Again I must emphasize the demands are exacting. In order to meet our responsibilities, the Church headquarters must obtain a great deal of detailed information relating to each and every fund-raising project or operation conducted by any organization controlled by the Church, including stakes, wards, quorums, or any fund-raising activities over which the Church has some measure of control or is the beneficiary of the earnings. This does not mean that all activities of this kind are subject to tax, but it is most important that the Church headquarters has the complete information on all these activities, that accurate records be kept, that complete and accurate reports be made punctually when required, and that they contain all the information asked for. In order to get this information and to give the necessary direction to the different wards and branches and stakes and missions, it is necessary for our central committee to get this information and classify it.

Therefore specific requests have been made for complete information relating to the fundraising operations from stake presidents, especially in California. Annual financial reports have been requested from all welfare units in the United States.

Requests also have been made of bishops, stake presidents, and mission presidents for certain other information, including the federal identification number. If any of you are not acquainted with the federal identification number, be sure you become acquainted.

The response to all these requests has been most disappointing. I feel this is because of a lack of understanding of just what is required and how important it is. Again, I cannot overemphasize the importance of getting this information to headquarters as requested. Response to all these requests has been, as I have said, disappointing. Failure on the part of any of the units to make this information available could result in serious legal implications. In order to meet these requirements, there will be need for considerable communication of these matters between the personnel at Church headquarters and the priesthood leaders throughout the Church. The Church headquarters must obtain the necessary information promptly if it is to meet its tax reporting obligations. Again, let me emphasize this. I have used that word a good many times. Let me emphasize the importance of submitting the requested information on a timely, business-like basis, and this will make it possible for you to analyze more clearly and understand more fully just where you stand in your own Welfare Program. If we do not do this, tax problems may become insurmountable. It would not be right or proper for me to go into details at this time, but I am sure the priesthood leaders now understanding this throughout the Church will respond as requested.

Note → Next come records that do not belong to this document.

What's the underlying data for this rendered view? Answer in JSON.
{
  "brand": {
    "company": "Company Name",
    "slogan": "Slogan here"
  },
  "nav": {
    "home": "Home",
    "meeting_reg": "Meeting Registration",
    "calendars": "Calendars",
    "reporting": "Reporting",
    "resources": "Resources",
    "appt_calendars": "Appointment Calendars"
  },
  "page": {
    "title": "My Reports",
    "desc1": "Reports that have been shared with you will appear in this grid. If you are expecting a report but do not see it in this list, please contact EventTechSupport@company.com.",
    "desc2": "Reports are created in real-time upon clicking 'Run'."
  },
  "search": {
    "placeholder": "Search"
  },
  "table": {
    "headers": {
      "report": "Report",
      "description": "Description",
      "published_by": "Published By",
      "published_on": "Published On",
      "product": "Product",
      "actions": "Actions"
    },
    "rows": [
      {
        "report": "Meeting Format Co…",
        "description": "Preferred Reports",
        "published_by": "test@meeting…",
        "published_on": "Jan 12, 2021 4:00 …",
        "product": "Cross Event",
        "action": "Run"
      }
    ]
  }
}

We realize and appreciate the heavy responsibility placed on the leadership and particularly the stake presidencies and bishoprics, but we find it necessary for each of you to give this record keeping and reporting high priority in your administration. The gravity of the situation is such that we have required the chairman of the Finance Committee to telephone all of the stake presidents in California who have not responded so that these reports of fund-raising projects will become available, all of whom have agreed to get this information into the Church headquarters as soon as possible.

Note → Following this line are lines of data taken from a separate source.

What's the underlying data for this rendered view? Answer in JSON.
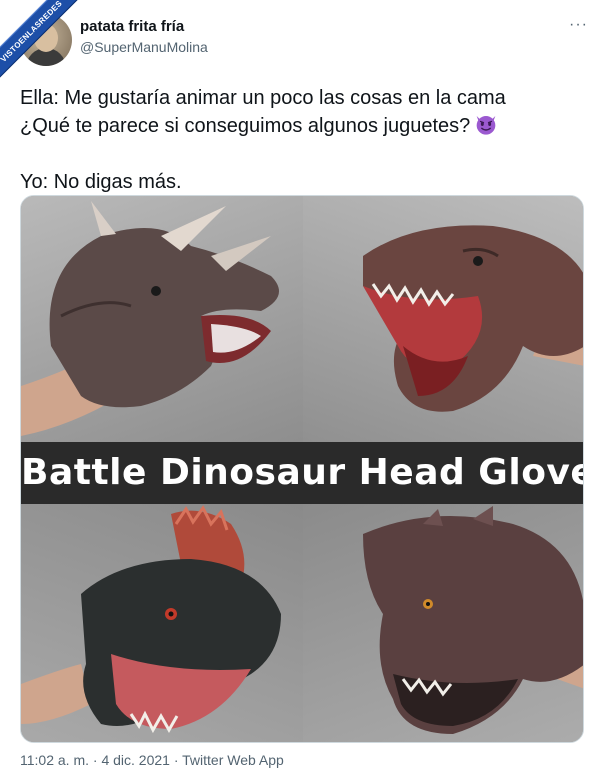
{
  "watermark": {
    "text": "VISTOENLASREDES"
  },
  "author": {
    "name": "patata frita fría",
    "handle": "@SuperManuMolina",
    "more_icon": "more-horizontal-icon"
  },
  "tweet": {
    "line1": "Ella: Me gustaría animar un poco las cosas en la cama",
    "line2": "¿Qué te parece si conseguimos algunos juguetes?",
    "emoji": "smiling-imp-emoji",
    "line3": "Yo: No digas más."
  },
  "media": {
    "banner_text": "Battle Dinosaur Head Gloves",
    "panels": [
      "triceratops-glove",
      "trex-glove",
      "dilophosaurus-glove",
      "carnotaurus-glove"
    ]
  },
  "footer": {
    "meta": "11:02 a. m. · 4 dic. 2021 · Twitter Web App"
  },
  "colors": {
    "text": "#0f1419",
    "secondary": "#536471",
    "emoji": "#9b59d0",
    "banner_bg": "#2a2a2a"
  }
}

I am sorry to report that of over 6,000 requests that have been made for the leaders to send in their federal identification numbers, less than half have been received at the present time. This information must be obtained by one means or another. We do ask you to cooperate to the very fullest. If everyone cooperates fully, we feel sure that we will be able to meet the requirements, as onerous as they are; but it must be accomplished before the deadline set by the government. Do respond and cooperate fully.

I have hesitated to speak as emphatically as I have, but it was necessary. If you are having problems and lack understanding of just what is required, kindly contact Brother Wilford Edling here at headquarters and he will give you what assistance you need.

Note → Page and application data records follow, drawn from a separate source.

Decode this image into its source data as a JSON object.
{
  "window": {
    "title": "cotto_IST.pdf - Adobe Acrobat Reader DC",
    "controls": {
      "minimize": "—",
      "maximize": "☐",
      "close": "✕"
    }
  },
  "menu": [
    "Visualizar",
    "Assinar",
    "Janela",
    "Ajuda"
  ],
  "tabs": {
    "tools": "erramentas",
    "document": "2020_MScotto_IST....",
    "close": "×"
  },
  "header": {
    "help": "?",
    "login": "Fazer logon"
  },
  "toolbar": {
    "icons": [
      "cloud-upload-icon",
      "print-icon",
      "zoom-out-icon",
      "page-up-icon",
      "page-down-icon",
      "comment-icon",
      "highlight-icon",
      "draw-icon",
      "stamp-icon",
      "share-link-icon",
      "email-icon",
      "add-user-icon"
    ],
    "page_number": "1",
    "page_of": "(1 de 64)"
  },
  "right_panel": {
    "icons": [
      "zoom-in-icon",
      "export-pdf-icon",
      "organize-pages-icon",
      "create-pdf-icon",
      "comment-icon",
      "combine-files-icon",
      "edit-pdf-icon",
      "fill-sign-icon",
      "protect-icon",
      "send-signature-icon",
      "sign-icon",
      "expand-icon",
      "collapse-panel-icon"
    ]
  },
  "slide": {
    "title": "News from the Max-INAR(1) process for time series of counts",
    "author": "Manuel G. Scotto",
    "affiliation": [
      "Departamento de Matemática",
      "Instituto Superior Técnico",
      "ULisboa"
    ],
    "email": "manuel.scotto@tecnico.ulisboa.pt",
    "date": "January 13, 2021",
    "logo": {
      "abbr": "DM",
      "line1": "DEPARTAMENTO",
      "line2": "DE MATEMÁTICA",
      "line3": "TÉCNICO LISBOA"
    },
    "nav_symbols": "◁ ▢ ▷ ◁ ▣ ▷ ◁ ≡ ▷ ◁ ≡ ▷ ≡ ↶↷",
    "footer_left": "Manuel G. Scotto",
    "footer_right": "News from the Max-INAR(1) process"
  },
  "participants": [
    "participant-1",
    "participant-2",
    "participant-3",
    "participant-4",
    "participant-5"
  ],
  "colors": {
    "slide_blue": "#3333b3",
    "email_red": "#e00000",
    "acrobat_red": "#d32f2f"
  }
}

Now this is The Church of Jesus Christ of Latter-day Saints. He is at the head. May we all learn our duty and act in all diligence in the office in which we have been called and appointed and may His blessings attend us, I humbly pray in the name of Jesus Christ. Amen.